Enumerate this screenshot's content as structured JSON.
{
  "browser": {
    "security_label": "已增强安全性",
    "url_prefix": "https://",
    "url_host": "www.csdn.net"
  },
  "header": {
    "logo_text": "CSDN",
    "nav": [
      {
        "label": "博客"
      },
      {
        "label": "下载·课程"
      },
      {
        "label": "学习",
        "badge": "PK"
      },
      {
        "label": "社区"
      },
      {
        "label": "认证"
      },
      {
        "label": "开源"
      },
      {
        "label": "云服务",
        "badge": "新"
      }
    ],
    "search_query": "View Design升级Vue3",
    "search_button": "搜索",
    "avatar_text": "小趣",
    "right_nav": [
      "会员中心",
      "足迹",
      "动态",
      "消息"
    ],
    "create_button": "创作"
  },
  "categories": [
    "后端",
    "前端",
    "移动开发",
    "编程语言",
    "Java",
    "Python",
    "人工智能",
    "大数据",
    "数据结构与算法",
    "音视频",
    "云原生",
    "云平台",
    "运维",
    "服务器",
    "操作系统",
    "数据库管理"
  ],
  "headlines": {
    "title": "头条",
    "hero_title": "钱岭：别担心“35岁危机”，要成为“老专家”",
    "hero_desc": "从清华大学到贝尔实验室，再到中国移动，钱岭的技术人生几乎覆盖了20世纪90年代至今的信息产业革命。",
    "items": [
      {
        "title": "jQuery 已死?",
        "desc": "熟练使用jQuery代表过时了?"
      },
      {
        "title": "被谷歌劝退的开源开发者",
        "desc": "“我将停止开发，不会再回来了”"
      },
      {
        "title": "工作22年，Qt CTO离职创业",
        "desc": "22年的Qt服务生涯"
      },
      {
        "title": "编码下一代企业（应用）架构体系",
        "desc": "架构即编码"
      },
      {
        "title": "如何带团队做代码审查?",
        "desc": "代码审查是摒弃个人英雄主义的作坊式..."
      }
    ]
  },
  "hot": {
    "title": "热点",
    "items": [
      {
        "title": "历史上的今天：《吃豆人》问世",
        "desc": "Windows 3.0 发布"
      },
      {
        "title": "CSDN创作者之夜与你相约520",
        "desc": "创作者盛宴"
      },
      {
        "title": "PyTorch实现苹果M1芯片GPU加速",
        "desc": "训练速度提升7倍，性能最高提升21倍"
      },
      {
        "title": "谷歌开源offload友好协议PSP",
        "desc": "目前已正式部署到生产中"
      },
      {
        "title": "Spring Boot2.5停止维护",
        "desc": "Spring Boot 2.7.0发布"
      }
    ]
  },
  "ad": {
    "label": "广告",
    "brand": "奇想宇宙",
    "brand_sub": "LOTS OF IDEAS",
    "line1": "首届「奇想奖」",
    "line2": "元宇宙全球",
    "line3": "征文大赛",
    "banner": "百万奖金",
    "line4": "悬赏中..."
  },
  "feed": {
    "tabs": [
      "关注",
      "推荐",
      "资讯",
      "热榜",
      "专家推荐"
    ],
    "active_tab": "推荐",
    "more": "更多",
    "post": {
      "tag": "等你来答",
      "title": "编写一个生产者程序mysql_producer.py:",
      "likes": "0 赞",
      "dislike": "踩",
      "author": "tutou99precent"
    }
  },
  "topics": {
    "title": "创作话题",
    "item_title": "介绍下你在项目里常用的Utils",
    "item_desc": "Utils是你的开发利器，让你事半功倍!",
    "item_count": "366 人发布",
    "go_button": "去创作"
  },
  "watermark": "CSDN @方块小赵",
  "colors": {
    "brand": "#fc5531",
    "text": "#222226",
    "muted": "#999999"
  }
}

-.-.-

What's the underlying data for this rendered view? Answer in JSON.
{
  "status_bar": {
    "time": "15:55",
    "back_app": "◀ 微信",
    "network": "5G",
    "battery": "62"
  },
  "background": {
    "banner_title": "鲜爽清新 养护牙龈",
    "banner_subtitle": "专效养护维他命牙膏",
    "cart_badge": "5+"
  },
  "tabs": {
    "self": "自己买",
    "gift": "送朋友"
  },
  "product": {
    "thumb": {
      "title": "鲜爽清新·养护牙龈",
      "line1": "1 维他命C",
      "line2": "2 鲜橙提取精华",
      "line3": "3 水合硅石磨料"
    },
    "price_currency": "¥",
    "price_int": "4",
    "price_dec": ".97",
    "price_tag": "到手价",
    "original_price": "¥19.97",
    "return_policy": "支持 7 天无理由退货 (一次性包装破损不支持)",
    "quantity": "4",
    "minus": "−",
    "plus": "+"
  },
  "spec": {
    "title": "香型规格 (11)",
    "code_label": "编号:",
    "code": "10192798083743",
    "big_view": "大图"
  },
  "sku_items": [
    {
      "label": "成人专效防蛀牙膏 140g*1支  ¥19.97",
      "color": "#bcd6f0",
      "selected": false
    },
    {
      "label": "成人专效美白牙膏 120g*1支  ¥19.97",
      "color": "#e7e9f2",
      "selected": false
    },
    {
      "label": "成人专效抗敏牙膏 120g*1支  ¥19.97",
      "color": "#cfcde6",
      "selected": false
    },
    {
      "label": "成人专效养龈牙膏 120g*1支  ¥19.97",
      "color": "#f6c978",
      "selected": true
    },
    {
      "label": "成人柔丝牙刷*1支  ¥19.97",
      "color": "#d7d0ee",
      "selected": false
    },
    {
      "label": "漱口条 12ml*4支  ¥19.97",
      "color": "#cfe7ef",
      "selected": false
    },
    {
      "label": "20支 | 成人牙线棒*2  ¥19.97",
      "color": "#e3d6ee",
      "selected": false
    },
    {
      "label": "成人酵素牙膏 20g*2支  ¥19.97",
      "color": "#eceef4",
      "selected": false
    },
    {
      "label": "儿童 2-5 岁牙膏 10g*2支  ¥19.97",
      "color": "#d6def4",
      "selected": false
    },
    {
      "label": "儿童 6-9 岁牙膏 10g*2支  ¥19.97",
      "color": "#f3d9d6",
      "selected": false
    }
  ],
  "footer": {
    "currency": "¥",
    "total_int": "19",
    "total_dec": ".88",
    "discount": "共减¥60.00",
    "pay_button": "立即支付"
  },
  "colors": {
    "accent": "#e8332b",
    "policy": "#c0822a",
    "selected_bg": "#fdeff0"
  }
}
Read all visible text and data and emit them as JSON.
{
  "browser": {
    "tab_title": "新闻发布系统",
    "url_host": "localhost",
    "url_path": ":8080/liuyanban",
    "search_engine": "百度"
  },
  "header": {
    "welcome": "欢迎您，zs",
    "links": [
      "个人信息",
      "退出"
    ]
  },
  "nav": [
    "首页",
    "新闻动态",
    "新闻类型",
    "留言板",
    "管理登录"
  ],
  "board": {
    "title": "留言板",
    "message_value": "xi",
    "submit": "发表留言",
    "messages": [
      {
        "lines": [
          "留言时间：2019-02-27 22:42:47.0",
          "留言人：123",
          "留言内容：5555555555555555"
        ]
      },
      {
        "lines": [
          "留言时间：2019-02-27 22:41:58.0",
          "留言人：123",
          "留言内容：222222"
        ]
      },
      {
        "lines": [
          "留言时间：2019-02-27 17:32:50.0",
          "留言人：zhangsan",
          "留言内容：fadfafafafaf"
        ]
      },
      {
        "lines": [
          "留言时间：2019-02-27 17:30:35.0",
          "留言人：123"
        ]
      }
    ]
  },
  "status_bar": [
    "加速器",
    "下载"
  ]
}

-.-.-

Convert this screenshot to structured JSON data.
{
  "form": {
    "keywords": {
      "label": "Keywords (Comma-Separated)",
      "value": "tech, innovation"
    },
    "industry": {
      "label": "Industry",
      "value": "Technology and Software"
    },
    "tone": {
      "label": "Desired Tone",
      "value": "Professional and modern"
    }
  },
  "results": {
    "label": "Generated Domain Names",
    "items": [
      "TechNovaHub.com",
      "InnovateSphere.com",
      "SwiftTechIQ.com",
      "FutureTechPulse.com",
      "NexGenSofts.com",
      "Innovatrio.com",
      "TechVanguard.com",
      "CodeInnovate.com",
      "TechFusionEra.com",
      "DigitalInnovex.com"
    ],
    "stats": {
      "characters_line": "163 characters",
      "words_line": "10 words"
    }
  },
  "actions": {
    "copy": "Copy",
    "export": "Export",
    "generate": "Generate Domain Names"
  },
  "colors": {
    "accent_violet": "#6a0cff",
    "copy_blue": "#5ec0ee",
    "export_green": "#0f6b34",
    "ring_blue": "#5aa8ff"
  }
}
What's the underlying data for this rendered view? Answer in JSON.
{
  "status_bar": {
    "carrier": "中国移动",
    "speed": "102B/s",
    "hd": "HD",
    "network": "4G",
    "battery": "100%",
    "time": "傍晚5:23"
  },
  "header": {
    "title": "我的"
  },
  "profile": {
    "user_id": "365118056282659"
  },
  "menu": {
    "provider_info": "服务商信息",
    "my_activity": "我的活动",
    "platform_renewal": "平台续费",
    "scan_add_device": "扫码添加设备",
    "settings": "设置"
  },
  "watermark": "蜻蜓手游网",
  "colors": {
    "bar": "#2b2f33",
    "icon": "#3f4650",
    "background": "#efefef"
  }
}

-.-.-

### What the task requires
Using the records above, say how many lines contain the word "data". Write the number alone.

### Worked solution
4